AO Edited

Kilmuir Cemetery

An unpaid bill, a stolen stone, and a famous fashion designer rest peacefully alongside a heroine of Highlands history.  


Most visitors to the Kilmuir Cemetery are there for Flora MacDonald, and the Celtic cross on her memorial fittingly dominates the view. Dubbed the “Heroine of the Highlands,” she was responsible for assisting Bonnie Prince Charles in his escape from Scotland after the second Jacobite uprising failed. But dig deeper and you’ll find several other surprising stories resting within this cemetery. 

Behind the ruins of a chapel in the old section of the cemetery lies a knight with a sword and helmet. The carving decorates the grave of Angus Martin, called Aonghas na Geoithe (Angus of the Wind), on account of his penchant for going to sea regardless of the weather. A tomb slab of this style is unusual for this area and more likely to be found on the islands of Iona or Islay. According to local legend, Angus stole it from the grave of an early Scottish king on Iona and brought it to Kilmuir for his own use, although historians believe that is unlikely, as a stone from that age would be worn down to nearly nothing. 

At least Angus got a completed memorial. In another part of the old section lies the grave of Charles MacArthur, whose gravestone reads “Here lie the remains of Charles MacArthur, whose reputation as an honest man and remarkable piper will outlive this generation, for his manners were light and neat as his music and his fingers will”. Below that, the remainder of the stone lies blank. 

The MacArthurs were traditionally bagpipers for the MacDonalds of Skye, and Charles was the last of the hereditary pipers. According to legend, when Charles passed away, his son commissioned a stonemason to carve his memorial, as was customary at that time. But shortly after, the son drowned in the waters off the coast of Skye. The stonemason, who assumed he’d never be paid for completing the job, stopped work and the inscription remains unfinished to this day. 

In the newer section of the cemetery sits a memorial to another life cut short. Fashion designer Alexander McQueen was born and raised in London, but he had a strong connection to his father’s home in Skye and included nods to his Scottish heritage in much of his work. Upon his tragic death at age 40, his ashes were scattered in Kilmuir and a stone was carved by sculptor Andrew Tansor. 

With its panoramic view across the waters off of Skye, a wander through Kilmuir Cemetery can feel like walking along the edge of the world. Its tranquil beauty is worth enjoying, whether it’s a short visit or an eternal rest.

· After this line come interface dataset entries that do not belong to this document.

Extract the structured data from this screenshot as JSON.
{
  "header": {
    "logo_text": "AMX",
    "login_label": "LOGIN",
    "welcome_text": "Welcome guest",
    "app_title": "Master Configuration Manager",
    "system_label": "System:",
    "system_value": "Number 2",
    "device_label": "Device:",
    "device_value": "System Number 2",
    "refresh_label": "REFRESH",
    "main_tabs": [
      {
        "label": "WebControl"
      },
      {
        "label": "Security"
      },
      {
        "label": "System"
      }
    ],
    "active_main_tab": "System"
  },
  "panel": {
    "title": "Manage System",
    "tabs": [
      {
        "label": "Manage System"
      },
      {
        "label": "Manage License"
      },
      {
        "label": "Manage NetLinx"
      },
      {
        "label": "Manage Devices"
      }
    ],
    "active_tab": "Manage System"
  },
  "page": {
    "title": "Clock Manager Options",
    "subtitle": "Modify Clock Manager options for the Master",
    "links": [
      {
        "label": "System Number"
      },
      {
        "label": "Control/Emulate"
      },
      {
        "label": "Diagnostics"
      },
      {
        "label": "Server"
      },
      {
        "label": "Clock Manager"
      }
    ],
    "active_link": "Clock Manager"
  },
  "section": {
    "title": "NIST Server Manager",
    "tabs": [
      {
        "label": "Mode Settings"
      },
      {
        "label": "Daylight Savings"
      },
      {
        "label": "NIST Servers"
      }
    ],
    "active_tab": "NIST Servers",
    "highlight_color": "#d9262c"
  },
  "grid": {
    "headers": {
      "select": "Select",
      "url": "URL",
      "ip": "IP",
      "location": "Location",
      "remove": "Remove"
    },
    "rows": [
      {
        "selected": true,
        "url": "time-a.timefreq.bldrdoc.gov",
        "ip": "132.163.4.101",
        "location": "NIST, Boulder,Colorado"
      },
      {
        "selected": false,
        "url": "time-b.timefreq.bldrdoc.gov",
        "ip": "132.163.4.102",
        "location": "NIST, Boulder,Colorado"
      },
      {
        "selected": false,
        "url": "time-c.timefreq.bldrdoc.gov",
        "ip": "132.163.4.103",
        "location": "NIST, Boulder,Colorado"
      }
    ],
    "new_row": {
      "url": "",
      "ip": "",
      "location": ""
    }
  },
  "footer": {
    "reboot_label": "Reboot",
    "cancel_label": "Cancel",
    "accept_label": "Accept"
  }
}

Know Before You Go

Park at the Skye Museum of Island Life and walk up the gravel path to the cemetery. 

In partnership with KAYAK

Plan Your Trip

From Around the Web